• _Input material_:
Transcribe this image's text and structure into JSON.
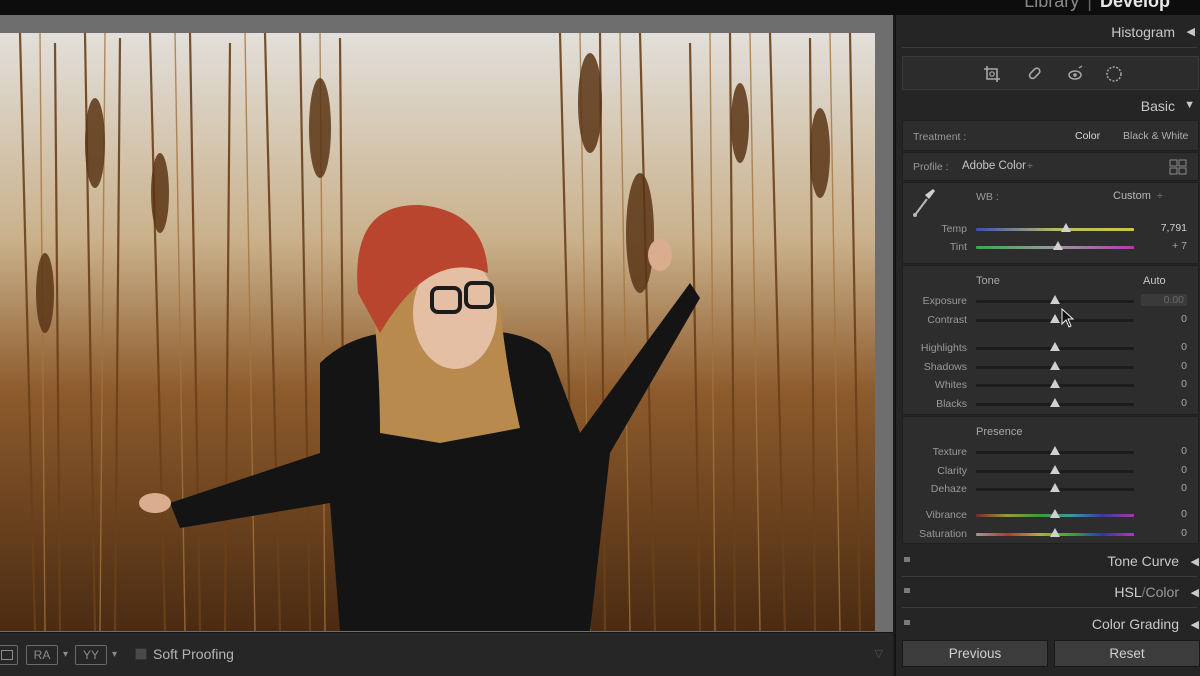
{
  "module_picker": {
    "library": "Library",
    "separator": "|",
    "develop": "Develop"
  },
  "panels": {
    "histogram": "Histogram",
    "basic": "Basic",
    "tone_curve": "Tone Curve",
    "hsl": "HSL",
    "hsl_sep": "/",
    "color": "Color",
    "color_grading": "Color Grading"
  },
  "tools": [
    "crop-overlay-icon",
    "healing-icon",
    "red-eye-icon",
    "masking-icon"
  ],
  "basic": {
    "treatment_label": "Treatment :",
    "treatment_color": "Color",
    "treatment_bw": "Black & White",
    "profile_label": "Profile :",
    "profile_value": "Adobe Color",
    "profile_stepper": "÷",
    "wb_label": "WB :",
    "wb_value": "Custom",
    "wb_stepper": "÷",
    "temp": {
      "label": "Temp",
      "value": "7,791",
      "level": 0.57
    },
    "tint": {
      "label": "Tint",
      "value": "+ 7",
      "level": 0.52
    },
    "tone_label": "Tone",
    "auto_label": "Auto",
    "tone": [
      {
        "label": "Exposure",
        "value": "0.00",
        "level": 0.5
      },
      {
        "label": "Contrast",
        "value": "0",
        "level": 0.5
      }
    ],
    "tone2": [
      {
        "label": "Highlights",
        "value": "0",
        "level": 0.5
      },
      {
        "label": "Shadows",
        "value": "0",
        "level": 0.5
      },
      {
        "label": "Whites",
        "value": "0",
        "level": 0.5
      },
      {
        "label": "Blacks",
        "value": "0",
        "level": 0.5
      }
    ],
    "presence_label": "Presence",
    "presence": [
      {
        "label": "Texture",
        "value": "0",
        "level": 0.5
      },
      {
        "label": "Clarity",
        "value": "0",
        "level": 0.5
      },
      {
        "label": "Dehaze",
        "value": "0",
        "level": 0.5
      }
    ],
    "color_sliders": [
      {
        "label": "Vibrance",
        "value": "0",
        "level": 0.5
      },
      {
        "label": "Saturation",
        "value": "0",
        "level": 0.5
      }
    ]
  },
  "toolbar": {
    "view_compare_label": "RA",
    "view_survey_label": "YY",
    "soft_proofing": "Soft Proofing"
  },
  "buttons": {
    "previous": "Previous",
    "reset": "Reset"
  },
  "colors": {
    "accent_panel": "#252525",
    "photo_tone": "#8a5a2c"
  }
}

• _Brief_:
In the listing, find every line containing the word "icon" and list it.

• _Result_:
    "crop-overlay-icon",
    "healing-icon",
    "red-eye-icon",
    "masking-icon"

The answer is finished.